— About this task —
The records that follow are to be printed exactly, with no images.

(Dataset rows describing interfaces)

* * *

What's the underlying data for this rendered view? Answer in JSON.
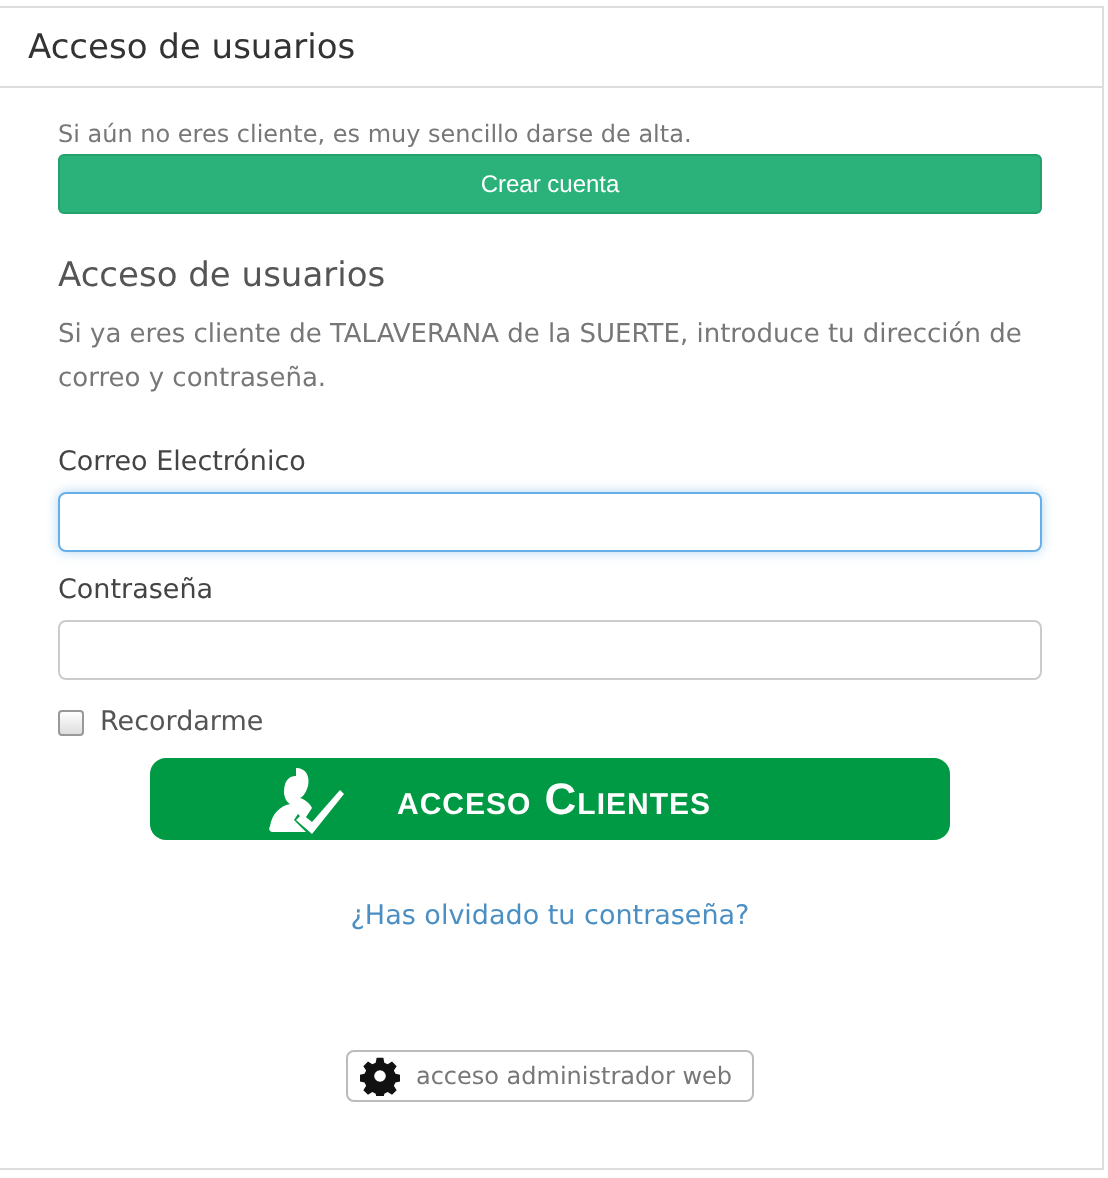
{
  "panel": {
    "title": "Acceso de usuarios"
  },
  "signup": {
    "text": "Si aún no eres cliente, es muy sencillo darse de alta.",
    "button": "Crear cuenta"
  },
  "login": {
    "heading": "Acceso de usuarios",
    "intro": "Si ya eres cliente de TALAVERANA de la SUERTE, introduce tu dirección de correo y contraseña.",
    "fields": [
      {
        "label": "Correo Electrónico",
        "focused": true
      },
      {
        "label": "Contraseña",
        "focused": false
      }
    ],
    "remember": {
      "label": "Recordarme",
      "checked": false
    },
    "submit": "acceso Clientes",
    "forgot_link": "¿Has olvidado tu contraseña?",
    "admin_button": "acceso administrador web"
  }
}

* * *

— Reply —
What's the underlying data for this rendered view? Answer in JSON.
{
  "panel": {
    "title": "Acceso de usuarios"
  },
  "signup": {
    "text": "Si aún no eres cliente, es muy sencillo darse de alta.",
    "button": "Crear cuenta"
  },
  "login": {
    "heading": "Acceso de usuarios",
    "intro": "Si ya eres cliente de TALAVERANA de la SUERTE, introduce tu dirección de correo y contraseña.",
    "fields": [
      {
        "label": "Correo Electrónico",
        "focused": true
      },
      {
        "label": "Contraseña",
        "focused": false
      }
    ],
    "remember": {
      "label": "Recordarme",
      "checked": false
    },
    "submit": "acceso Clientes",
    "forgot_link": "¿Has olvidado tu contraseña?",
    "admin_button": "acceso administrador web"
  }
}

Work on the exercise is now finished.